Authors:S. Chiu, P. Wang, P. Kao, J. Lin, D. Lin, and C. Chen
Hair samples from junior high school students in metropolitan areas of Taichung, Taiwan were tested for a total of 13 elements,
Al, Ag, Br, Cl, Cr, Fe, K, La, Mn, Na, Sc, Se, and Zn by instrumental neutron activation analysis (INAA) to establish seasonal
variations, gender and environmental exposures. The seasonal variations of hairs in 39 healthy students (18 males and 21 females;
age 13.3 ± 0.4 years; height, 158.0 ± 4.1 cm; weight, 53.4 ± 5.7 kg) were collected at 1.5-month intervals for 1 year starting
from late August, 2008. The concentrations of the above elements varied from 103 to 10−2 μg g−1 at different sampling times. A quantified index of agreement (AT) was introduced to help classify the elements. A smaller
AT indicated highly consistent quantities of specific metals in the hair while a larger AT indicated increased fluctuation,
i.e., less agreement. The different ATs in various hair samples were discussed. The concentrations of these elements are compared
with the data in the literature.
Authors:J.-J. Peng, S.-H. Wu, H.-Y. Hou, C.-P. Lin, and C.-M. Shu
Over 90% of the cumene hydroperoxide (CHP) produced in the world is applied in the production of phenol and acetone. The additional
applications were used as a catalyst, a curing agent, and as an initiator for polymerization. Many previous studies from open
literature have verified and employed various aspects of the thermal decomposition and thermokinetics of CHP reactions. An
isothermal microcalorimeter (thermal activity monitor III, TAM III), and a thermal dynamic calorimetry (differential scanning
calorimetry, DSC) were used to resolve the exothermic behaviors, such as exothermic onset temperature (T0), heat power, heat of decomposition (ΔHd), self-heating rate, peak temperature of reaction system, time to maximum rate (TMR), etc.
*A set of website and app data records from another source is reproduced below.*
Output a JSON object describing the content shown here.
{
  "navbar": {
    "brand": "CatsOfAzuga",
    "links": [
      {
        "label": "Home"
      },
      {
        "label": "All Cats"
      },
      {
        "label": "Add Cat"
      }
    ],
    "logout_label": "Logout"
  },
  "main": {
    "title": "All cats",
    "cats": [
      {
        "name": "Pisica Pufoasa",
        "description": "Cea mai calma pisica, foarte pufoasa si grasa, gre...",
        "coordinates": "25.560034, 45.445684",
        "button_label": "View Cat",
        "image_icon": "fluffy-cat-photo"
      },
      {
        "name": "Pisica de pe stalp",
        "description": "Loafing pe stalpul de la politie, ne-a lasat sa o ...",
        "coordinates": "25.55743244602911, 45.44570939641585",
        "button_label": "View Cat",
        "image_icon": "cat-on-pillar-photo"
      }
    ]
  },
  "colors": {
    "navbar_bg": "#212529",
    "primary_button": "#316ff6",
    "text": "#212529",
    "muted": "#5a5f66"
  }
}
Furthermore, Fourier transform
infrared (FT-IR) spectrometry was used to analyze the CHP products with its derivatives at 150 °C. This study will assess
and validate the thermal hazards of CHP and incompatible reactions of CHP mixed with its derivatives, such as acetonphenone
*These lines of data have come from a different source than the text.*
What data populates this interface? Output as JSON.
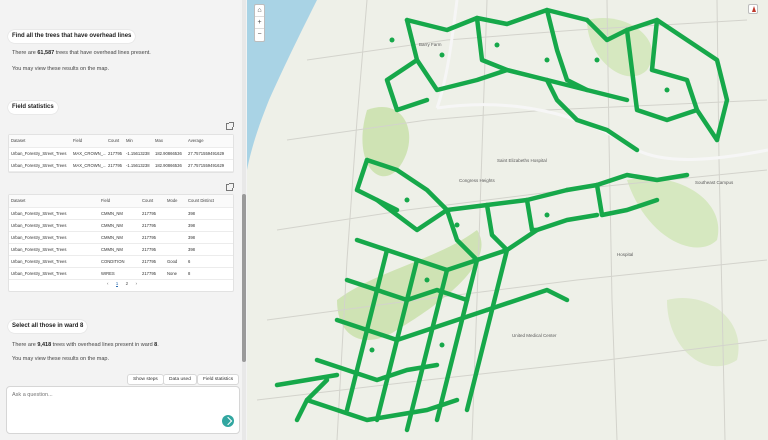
{
  "chat": {
    "q1_heading": "Find all the trees that have overhead lines",
    "q1_answer_pre": "There are ",
    "q1_answer_count": "61,587",
    "q1_answer_post": " trees that have overhead lines present.",
    "q1_map_note": "You may view these results on the map.",
    "field_stats_heading": "Field statistics",
    "q2_heading": "Select all those in ward 8",
    "q2_answer_pre": "There are ",
    "q2_answer_count": "9,418",
    "q2_answer_mid": " trees with overhead lines present in ward ",
    "q2_answer_ward": "8",
    "q2_answer_post": ".",
    "q2_map_note": "You may view these results on the map."
  },
  "stats_table1": {
    "headers": [
      "Dataset",
      "Field",
      "Count",
      "Min",
      "Max",
      "Average"
    ],
    "rows": [
      [
        "Urban_Forestry_Street_Trees",
        "MAX_CROWN_...",
        "217795",
        "-1.15613238",
        "182.90866536",
        "27.7571559491629"
      ],
      [
        "Urban_Forestry_Street_Trees",
        "MAX_CROWN_...",
        "217795",
        "-1.15613238",
        "182.90866536",
        "27.7571559491629"
      ]
    ]
  },
  "stats_table2": {
    "headers": [
      "Dataset",
      "Field",
      "Count",
      "Mode",
      "Count Distinct"
    ],
    "rows": [
      [
        "Urban_Forestry_Street_Trees",
        "CMMN_NM",
        "217795",
        "",
        "398"
      ],
      [
        "Urban_Forestry_Street_Trees",
        "CMMN_NM",
        "217795",
        "",
        "398"
      ],
      [
        "Urban_Forestry_Street_Trees",
        "CMMN_NM",
        "217795",
        "",
        "398"
      ],
      [
        "Urban_Forestry_Street_Trees",
        "CMMN_NM",
        "217795",
        "",
        "398"
      ],
      [
        "Urban_Forestry_Street_Trees",
        "CONDITION",
        "217795",
        "Good",
        "6"
      ],
      [
        "Urban_Forestry_Street_Trees",
        "WIRES",
        "217795",
        "None",
        "8"
      ]
    ]
  },
  "pager": {
    "prev": "‹",
    "pages": [
      "1",
      "2"
    ],
    "next": "›"
  },
  "actions": {
    "show_steps": "Show steps",
    "data_used": "Data used",
    "field_statistics": "Field statistics"
  },
  "ask": {
    "placeholder": "Ask a question..."
  },
  "map": {
    "labels": {
      "barry_farm": "Barry Farm",
      "saint_elizabeths": "Saint Elizabeths Hospital",
      "congress_heights": "Congress Heights",
      "united_medical": "United Medical Center",
      "hospital_west": "Hospital",
      "southeast_campus": "Southeast Campus"
    },
    "zoom_in": "+",
    "zoom_out": "−",
    "home": "⌂"
  },
  "colors": {
    "tree_green": "#16a84a",
    "river": "#a9d3e5",
    "park": "#cfe3b4"
  }
}
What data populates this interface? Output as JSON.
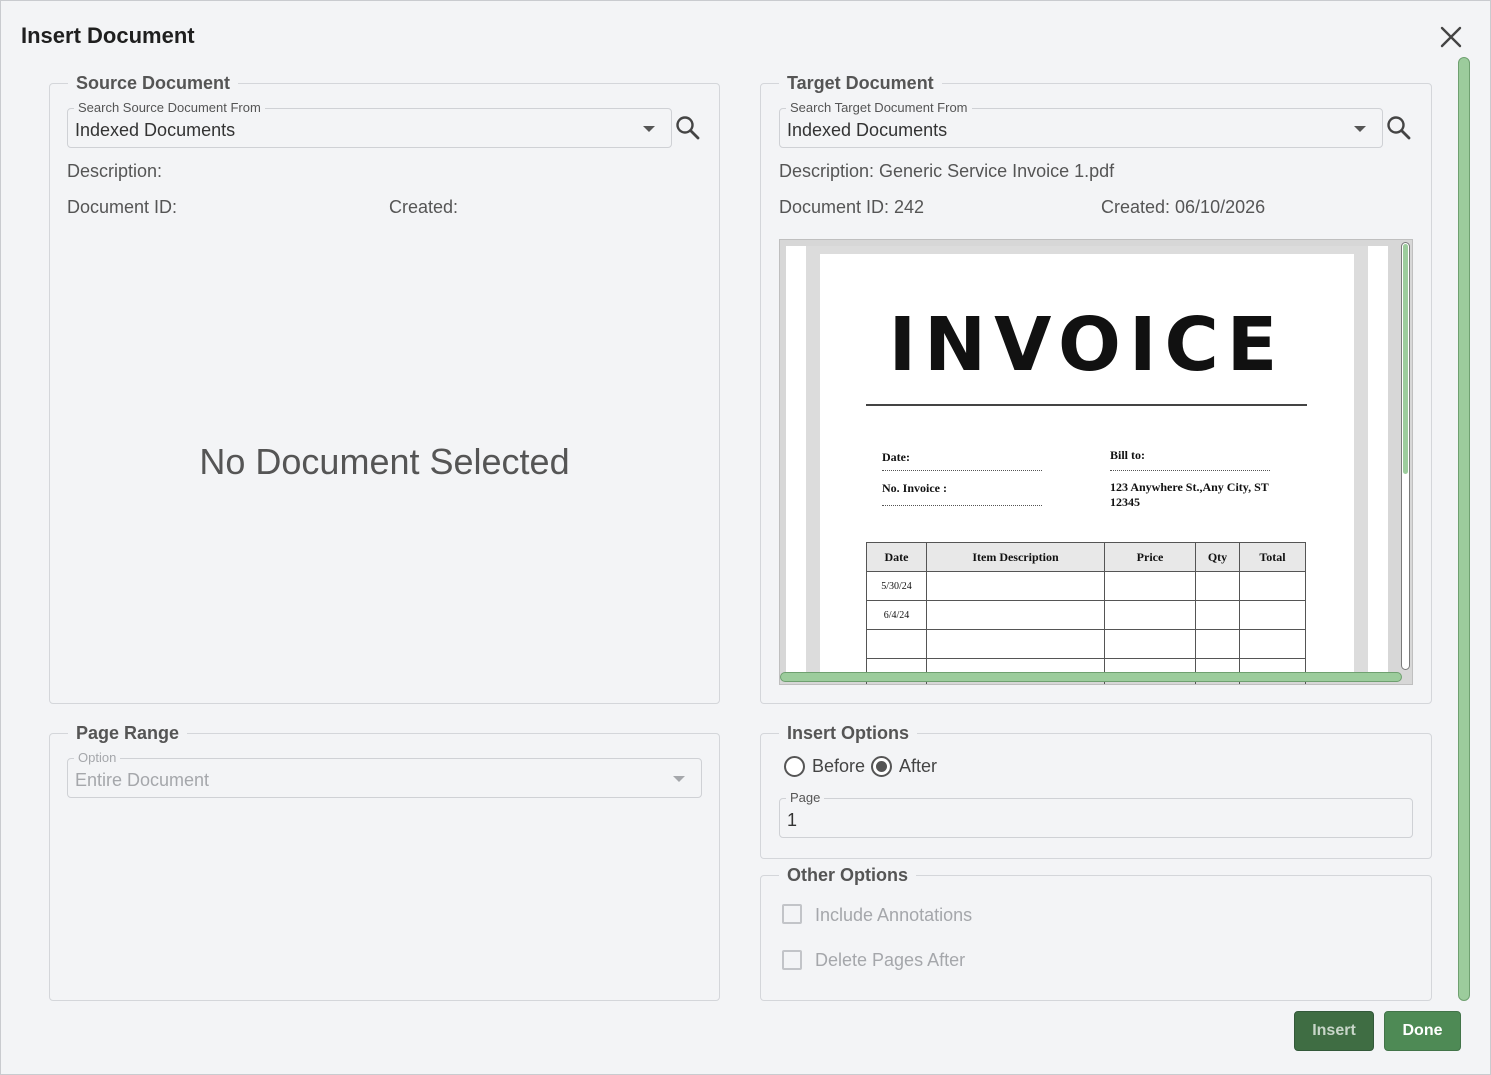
{
  "dialog": {
    "title": "Insert Document"
  },
  "source": {
    "legend": "Source Document",
    "search_label": "Search Source Document From",
    "search_value": "Indexed Documents",
    "description_label": "Description:",
    "doc_id_label": "Document ID:",
    "created_label": "Created:",
    "empty_message": "No Document Selected"
  },
  "target": {
    "legend": "Target Document",
    "search_label": "Search Target Document From",
    "search_value": "Indexed Documents",
    "description": "Description: Generic Service Invoice 1.pdf",
    "doc_id": "Document ID: 242",
    "created": "Created: 06/10/2026"
  },
  "preview": {
    "title": "INVOICE",
    "date_label": "Date:",
    "invoice_no_label": "No. Invoice :",
    "bill_to_label": "Bill to:",
    "address_line1": "123 Anywhere St.,Any City, ST",
    "address_line2": "12345",
    "table_headers": [
      "Date",
      "Item Description",
      "Price",
      "Qty",
      "Total"
    ],
    "table_rows": [
      [
        "5/30/24",
        "",
        "",
        "",
        ""
      ],
      [
        "6/4/24",
        "",
        "",
        "",
        ""
      ],
      [
        "",
        "",
        "",
        "",
        ""
      ],
      [
        "",
        "",
        "",
        "",
        ""
      ]
    ]
  },
  "page_range": {
    "legend": "Page Range",
    "option_label": "Option",
    "option_value": "Entire Document"
  },
  "insert_options": {
    "legend": "Insert Options",
    "before_label": "Before",
    "after_label": "After",
    "selected": "After",
    "page_label": "Page",
    "page_value": "1"
  },
  "other_options": {
    "legend": "Other Options",
    "include_annotations_label": "Include Annotations",
    "delete_pages_after_label": "Delete Pages After"
  },
  "buttons": {
    "insert": "Insert",
    "done": "Done"
  },
  "colors": {
    "accent": "#4e8a55",
    "scroll": "#9ccc9c",
    "background": "#f3f4f6"
  }
}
(AP), and dimethylphenyl carbinol (DMPC), that are essential to process safety design.
Authors:K. Inn, Zhichao Lin, Zhongyu Wu, C. McMahon, J. Filliben, P. Krey, M. Feiner, Chung-King Liu, R. Holloway, J. Harvey, I. Larsen, T. Beasley, C. Huh, S. Morton, D. McCurdy, P. Germain, J. Handl, M. Yamamoto, B. Warren, T. Bates, A. Holms, B. Harvey, D. Popplewell, M. Woods, S. Jerome, K. Odell, P. Young, and I. Croudace
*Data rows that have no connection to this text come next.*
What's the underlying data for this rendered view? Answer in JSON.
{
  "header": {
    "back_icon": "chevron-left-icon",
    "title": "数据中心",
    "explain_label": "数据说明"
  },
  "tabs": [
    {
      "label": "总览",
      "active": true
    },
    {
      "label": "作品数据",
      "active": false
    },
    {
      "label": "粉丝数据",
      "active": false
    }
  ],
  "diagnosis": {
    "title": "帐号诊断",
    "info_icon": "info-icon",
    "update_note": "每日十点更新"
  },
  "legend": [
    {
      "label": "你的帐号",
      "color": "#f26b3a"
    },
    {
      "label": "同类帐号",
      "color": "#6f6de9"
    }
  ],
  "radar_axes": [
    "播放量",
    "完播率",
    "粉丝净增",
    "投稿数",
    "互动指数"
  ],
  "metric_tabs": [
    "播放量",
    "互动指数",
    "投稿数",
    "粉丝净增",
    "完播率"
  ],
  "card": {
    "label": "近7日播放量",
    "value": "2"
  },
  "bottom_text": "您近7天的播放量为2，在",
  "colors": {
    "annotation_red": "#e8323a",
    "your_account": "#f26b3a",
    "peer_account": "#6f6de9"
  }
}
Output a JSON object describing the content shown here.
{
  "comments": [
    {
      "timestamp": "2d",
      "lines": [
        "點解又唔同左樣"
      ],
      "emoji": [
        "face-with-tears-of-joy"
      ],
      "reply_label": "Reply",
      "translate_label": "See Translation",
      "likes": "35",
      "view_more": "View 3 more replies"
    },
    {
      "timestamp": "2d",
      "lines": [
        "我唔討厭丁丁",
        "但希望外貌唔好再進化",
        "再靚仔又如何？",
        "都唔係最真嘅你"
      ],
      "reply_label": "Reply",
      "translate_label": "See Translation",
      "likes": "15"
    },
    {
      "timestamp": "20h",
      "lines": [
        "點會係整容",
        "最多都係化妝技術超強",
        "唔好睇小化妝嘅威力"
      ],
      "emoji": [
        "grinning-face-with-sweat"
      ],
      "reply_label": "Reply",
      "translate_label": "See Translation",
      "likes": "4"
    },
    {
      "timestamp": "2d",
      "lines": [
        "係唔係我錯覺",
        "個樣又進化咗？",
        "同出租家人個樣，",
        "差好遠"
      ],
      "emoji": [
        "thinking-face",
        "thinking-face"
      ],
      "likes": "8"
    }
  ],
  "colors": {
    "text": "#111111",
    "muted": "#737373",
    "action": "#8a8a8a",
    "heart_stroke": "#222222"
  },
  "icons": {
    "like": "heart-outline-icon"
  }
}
In 1977, the Low-level Working Group of the International Committee on Radionuclide Metrology met in Boston, MA (USA) to define the characteristics of a new set of environmental radioactivity reference materials. These reference materials were to provide the radiochemist with the same analytical challenges faced when assaying environmental samples. It was decided that radionuclide bearing natural materials should be collected from sites where there had been sufficient time for natural processes to redistribute the various chemically different species of the radionuclides. Over the succeeding years, the National Institute of Standards and Technology (NIST), in cooperation with other highly experienced laboratories, certified and issued a number of these as low-level radioactivity Standard Reference Materials (SRMs) for fission and activation product and actinide concentrations. The experience of certifying these SRMs has given NIST the opportunity to compare radioanalytical methods and learn of their limitations. NIST convened an international workshop in 1994 to define the natural-matrix radionuclide SRM needs for ocean studies. The highest priorities proposed at the workshop were for sediment, shellfish, seaweed, fish flesh and water matrix SRMs certified for mBq per sample concentrations of 90 Sr, 137 Cs and 239 Pu + 240 Pu. The most recent low-level environmental radionuclide SRM issued by NIST, Ocean Sediment (SRM 4357) has certified and uncertified values for the following 22 radionuclides: 40 K, 90 Sr, 129 I, 137 Cs, 155 Eu, 210 Pb, 210 Po, 212 Pb, 214 Bi, 226 Ra, 228 Ra, 228 Th, 230 Th, 232 Th, 234 U, 235 U, 237 Np, 238 U, 238 Pu, 239 Pu + 240 Pu, and 241 Am. The uncertainties for a number of the certified radionuclides are non-symmetrical and relatively large because of the non-normal distribution of reported values. NIST is continuing its efforts to provide the ocean studies community with additional natural matrix radionuclide SRMs. The freeze-dried shellfish flesh matrix has been prepared and recently sent to participating laboratories for analysis and we anticipate receiving radioanalytical results in 2000. The research and development work at NIST produce well characterized SRMs that provide the world's environment-studies community with an important foundation component for radionuclide metrology.